U.S. Nuclear Strategy

When President Barack Obama was considering options prepared by the Pentagon for the future size and composition of the U.S. nuclear arsenal, the Global Zero U.S. Nuclear Policy Commission – chaired by former Vice Chairman of the Joint Chiefs of Staff General (Ret.) James E. Cartwright – issued a report calling for the U.S. and Russia to reduce their nuclear arsenals 80% to 900 total weapons each. This bold step would pave the way to bringing other nuclear weapons countries into the first multilateral nuclear arms negotiations in history. The report, which outlines a detailed proposal for a modernized U.S. nuclear strategy, force structure and posture, received prominent coverage in leading outlets, the Financial Times concluding:

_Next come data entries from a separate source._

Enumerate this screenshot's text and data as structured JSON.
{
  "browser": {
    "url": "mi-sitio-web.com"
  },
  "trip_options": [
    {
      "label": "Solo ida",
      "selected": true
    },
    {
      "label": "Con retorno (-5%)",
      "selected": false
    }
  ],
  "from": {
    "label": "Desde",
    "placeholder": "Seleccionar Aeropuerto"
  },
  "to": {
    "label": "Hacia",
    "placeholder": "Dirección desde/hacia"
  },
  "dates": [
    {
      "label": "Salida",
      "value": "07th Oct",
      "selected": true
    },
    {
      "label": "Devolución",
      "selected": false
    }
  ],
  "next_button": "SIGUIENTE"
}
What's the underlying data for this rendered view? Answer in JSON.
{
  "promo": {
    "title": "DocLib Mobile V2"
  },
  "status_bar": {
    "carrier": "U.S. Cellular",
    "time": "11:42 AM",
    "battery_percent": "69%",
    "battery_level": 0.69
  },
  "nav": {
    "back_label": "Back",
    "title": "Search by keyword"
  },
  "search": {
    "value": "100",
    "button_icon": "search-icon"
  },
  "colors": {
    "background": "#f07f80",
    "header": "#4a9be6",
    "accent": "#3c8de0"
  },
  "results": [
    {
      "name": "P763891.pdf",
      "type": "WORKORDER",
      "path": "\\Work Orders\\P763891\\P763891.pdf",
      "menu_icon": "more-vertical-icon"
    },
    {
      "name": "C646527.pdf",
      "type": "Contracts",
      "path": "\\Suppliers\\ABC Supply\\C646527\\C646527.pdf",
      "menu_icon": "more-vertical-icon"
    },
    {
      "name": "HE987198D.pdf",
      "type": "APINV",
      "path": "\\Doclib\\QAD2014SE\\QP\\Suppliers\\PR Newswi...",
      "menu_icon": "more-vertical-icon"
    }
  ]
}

"Global Zero makes a good case for such a deep cut. An arsenal of 900 weapons would easily meet the reasonable need for mutual deterrence and vastly exceeds what is needed by either Washington or Moscow to deter third countries."
Shortly after the release of the report, The New York Times endorsed Global Zero's call to reduce the U.S. and Russian nuclear arsenals and urged members of Congress to get beyond "their cold war obsessions."
In July 2012, General Cartwright and Ambassador Thomas Pickering testified before the U.S. Senate regarding the report and the implications of its recommendations for the defense budget. Global Zero’s proposed strategy could save the United States up to $120 billion over the next 15 years while strengthening national security and paving the way for the first-in-history multilateral negotiations for the total elimination of nuclear weapons worldwide. 
Senior Russian officials were briefed on this report in November 2012 at a Global Zero conference hosted jointly with the Russian International Affairs Council at the Moscow State Institute for International Relations.